MONROE — The enforcement camera war wages on in Monroe.
City officials decided Tuesday night to appeal a judge’s ruling that they mishandled an initiative aimed at ending the city’s traffic camera program.
They also agreed to put part of the initiative on the ballot in November, unless their appeal is granted first.
Mayor Robert Zimmerman said city officials respectfully disagreed with the judge’s finding that the city went to court to thwart political participation. He said he hopes the city can win the appeal and recover its legal costs.
Meanwhile, Mukilteo-based initiative activist Tim Eyman says the move will draw out a legal battle he says the city is destined to lose and cost it thousands of dollars more in the process.
Monroe’s traffic enforcement cameras went live in 2011. Soon after, Eyman and the Monroe-area group Seeds of Liberty submitted an initiative calling for all the cameras to be removed until they were approved by voters. They also wanted ticket amounts reduced and advisory votes on cameras to be held each year as long as the cameras were posted.

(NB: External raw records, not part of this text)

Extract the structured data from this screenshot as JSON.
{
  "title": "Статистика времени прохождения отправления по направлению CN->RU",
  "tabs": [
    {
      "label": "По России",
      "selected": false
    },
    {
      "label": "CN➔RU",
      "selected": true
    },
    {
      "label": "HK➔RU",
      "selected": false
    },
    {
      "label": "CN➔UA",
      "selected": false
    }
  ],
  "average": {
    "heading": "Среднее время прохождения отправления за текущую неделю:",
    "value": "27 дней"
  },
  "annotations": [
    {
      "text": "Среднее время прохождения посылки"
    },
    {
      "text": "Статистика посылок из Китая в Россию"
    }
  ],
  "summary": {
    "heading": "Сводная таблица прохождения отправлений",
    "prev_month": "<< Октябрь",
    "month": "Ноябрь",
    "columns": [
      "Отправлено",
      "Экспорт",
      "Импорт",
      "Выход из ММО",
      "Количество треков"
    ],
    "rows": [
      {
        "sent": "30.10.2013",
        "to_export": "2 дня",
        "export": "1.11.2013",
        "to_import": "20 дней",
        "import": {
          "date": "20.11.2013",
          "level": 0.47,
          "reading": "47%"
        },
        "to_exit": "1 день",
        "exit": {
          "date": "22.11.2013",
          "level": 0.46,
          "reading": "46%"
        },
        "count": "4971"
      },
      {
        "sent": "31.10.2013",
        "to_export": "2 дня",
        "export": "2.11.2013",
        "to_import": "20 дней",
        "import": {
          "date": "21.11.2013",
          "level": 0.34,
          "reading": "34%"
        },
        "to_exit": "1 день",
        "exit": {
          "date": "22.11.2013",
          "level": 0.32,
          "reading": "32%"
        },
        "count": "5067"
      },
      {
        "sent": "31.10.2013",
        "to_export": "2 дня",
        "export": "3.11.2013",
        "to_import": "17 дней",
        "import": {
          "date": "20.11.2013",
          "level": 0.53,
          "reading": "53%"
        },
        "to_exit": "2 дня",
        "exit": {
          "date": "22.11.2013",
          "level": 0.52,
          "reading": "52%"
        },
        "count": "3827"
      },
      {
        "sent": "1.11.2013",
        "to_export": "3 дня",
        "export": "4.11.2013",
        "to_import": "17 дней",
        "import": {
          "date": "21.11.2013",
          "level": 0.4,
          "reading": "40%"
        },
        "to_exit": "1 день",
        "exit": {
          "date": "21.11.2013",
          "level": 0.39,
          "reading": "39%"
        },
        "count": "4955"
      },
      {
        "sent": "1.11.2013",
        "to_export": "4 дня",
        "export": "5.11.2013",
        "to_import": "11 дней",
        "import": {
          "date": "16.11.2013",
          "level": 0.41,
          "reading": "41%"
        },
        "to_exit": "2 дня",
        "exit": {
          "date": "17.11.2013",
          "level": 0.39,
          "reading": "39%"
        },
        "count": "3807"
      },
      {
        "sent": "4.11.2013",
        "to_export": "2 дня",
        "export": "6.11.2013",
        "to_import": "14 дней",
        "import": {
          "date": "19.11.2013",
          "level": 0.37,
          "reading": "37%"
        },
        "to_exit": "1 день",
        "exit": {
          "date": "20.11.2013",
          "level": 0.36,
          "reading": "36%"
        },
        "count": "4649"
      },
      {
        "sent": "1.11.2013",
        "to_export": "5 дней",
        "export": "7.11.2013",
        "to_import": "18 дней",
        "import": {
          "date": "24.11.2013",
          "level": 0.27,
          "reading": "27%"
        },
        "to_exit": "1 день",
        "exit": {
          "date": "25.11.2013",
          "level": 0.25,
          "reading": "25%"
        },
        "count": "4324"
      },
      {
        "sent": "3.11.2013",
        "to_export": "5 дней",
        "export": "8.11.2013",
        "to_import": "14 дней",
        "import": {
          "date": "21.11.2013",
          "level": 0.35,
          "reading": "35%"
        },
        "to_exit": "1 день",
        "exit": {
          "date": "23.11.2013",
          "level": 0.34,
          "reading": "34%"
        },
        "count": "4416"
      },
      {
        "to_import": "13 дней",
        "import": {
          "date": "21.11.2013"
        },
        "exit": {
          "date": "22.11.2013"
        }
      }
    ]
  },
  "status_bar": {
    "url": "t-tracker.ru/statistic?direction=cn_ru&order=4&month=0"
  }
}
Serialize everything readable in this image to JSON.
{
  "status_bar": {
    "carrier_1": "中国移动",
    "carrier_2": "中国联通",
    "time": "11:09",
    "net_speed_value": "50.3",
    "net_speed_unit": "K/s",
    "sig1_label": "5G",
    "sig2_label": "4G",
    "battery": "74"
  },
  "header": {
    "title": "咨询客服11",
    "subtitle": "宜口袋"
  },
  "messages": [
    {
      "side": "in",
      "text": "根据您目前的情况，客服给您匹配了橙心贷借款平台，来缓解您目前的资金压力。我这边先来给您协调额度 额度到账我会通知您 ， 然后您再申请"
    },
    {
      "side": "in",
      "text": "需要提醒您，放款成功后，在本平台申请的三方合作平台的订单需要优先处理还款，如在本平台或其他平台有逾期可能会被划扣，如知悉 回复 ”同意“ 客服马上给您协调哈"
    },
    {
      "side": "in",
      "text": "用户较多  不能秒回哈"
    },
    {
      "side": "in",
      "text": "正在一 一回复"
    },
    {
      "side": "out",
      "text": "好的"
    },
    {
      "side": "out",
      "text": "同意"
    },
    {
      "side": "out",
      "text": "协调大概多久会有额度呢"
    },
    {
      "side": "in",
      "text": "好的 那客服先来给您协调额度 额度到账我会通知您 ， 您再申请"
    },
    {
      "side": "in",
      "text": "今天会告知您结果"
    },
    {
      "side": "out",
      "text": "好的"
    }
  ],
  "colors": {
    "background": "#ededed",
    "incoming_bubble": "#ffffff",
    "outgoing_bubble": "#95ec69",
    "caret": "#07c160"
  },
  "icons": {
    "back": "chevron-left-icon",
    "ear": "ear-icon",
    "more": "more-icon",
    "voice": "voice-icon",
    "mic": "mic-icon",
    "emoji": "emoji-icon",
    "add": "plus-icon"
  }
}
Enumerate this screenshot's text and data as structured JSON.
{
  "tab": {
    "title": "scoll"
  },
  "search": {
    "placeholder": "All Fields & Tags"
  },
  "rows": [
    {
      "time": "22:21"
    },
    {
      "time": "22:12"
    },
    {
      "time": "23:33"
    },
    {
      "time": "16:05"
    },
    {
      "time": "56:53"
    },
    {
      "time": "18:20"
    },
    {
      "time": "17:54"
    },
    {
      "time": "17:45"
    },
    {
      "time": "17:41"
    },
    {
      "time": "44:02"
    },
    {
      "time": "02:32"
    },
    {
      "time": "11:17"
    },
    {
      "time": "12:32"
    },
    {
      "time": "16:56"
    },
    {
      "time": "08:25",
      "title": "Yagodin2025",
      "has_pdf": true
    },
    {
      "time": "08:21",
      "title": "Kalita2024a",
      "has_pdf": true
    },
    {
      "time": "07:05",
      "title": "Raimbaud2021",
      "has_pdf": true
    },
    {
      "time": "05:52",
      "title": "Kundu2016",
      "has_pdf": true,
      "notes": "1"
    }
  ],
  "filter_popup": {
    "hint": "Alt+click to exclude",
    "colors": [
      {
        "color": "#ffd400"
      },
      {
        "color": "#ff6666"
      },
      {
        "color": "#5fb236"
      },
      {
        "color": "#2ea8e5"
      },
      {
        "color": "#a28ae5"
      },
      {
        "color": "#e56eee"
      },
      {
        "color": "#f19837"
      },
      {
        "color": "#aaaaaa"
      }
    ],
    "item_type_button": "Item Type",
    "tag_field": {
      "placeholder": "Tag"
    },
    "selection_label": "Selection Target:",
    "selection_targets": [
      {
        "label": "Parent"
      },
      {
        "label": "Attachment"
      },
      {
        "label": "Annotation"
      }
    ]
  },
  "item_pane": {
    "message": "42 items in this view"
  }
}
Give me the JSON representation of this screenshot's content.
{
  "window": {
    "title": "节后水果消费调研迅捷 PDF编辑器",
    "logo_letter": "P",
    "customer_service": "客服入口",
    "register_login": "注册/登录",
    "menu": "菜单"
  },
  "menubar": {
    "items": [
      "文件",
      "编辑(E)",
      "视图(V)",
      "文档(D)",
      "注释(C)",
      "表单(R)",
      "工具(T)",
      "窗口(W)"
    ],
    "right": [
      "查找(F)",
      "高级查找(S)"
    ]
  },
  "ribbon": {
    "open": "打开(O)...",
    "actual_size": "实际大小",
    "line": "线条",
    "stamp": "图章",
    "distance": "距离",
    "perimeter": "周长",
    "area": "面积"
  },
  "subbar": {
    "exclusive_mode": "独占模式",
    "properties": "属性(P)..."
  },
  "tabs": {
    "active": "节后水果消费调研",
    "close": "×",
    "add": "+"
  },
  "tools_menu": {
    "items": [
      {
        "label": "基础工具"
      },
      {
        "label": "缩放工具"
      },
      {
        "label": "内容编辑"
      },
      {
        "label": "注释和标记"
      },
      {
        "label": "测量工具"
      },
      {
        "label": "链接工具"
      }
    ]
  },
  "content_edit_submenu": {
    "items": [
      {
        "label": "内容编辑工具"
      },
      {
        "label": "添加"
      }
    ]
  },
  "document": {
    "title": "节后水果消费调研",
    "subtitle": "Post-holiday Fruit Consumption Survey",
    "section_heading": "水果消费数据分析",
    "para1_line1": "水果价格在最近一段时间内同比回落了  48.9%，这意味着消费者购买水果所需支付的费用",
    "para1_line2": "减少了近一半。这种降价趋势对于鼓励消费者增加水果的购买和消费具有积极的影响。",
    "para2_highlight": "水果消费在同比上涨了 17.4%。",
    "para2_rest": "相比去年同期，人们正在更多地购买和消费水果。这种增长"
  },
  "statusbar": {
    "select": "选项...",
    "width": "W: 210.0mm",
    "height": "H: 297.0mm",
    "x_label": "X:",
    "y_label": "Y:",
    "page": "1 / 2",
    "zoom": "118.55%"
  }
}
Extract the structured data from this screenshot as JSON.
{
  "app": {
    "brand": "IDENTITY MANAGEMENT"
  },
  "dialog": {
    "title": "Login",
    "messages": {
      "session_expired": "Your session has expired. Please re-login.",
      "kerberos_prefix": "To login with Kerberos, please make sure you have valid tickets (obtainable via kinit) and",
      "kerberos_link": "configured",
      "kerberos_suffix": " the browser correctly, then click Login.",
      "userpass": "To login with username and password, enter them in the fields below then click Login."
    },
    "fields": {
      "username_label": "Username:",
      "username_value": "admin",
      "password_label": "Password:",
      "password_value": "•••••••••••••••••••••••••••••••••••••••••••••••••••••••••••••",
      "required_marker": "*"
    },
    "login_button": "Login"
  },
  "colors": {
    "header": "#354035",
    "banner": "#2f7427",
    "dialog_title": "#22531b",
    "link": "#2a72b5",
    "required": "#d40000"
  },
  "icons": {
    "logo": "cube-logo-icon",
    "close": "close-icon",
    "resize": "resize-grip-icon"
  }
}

The city challenged the initiative in court, claiming it wasn’t legally sound because it sought a local vote challenging the authority of the city to enact a state law.
In January, Snohomish County Superior Court Judge George Bowden ruled that the city shouldn’t have rejected the entire original initiative. Bowden wrote that most of the initiative was legally flawed, except for the part calling for annual advisory votes.
The judge’s ruling was formally entered in mid-February, and the city had 30 days to accept or appeal the decision, Zimmerman said. Their attorney needed time to review legal options before offering counsel.
Zimmerman said he hopes for a speedy appeal to address what he calls a “frivolous lawsuit” by Seeds of Liberty. Court rulings on similar matters elsewhere in the state need be considered as well, he said.
The city’s main concern is Bowden’s finding that the city ran afoul of state prohibitions on using litigation to prevent public participation, Zimmerman said. That wasn’t the intent.
“This really came down to a matter of legal principle,” he said.
Eyman said he believes the judge’s ruling will stand. He said he’s baffled at the city’s decision to keep fighting.
“It’s just amazing that they will not move past this thing and accept that the judge ruled against them,” he said. “Move on.”
While the legal wrangling continues, city officials and Eyman do appear to agree on something: Red light cameras’ days are numbered in Monroe.
When the city rejected the original initiative, it instead ran its own advisory measure, asking whether residents wanted the camera contract renewed with Arizona-based Redflex Inc. after it expires in 2013.
Voters lined up solidly against the idea.
“I think the (camera) issue has been settled,” Zimmerman said Wednesday. “The Monroe citizens and voters have said, at the end of this contract, they don’t want the cameras continued.”
Rikki King: 425-339-3449; firstname.lastname@example.org.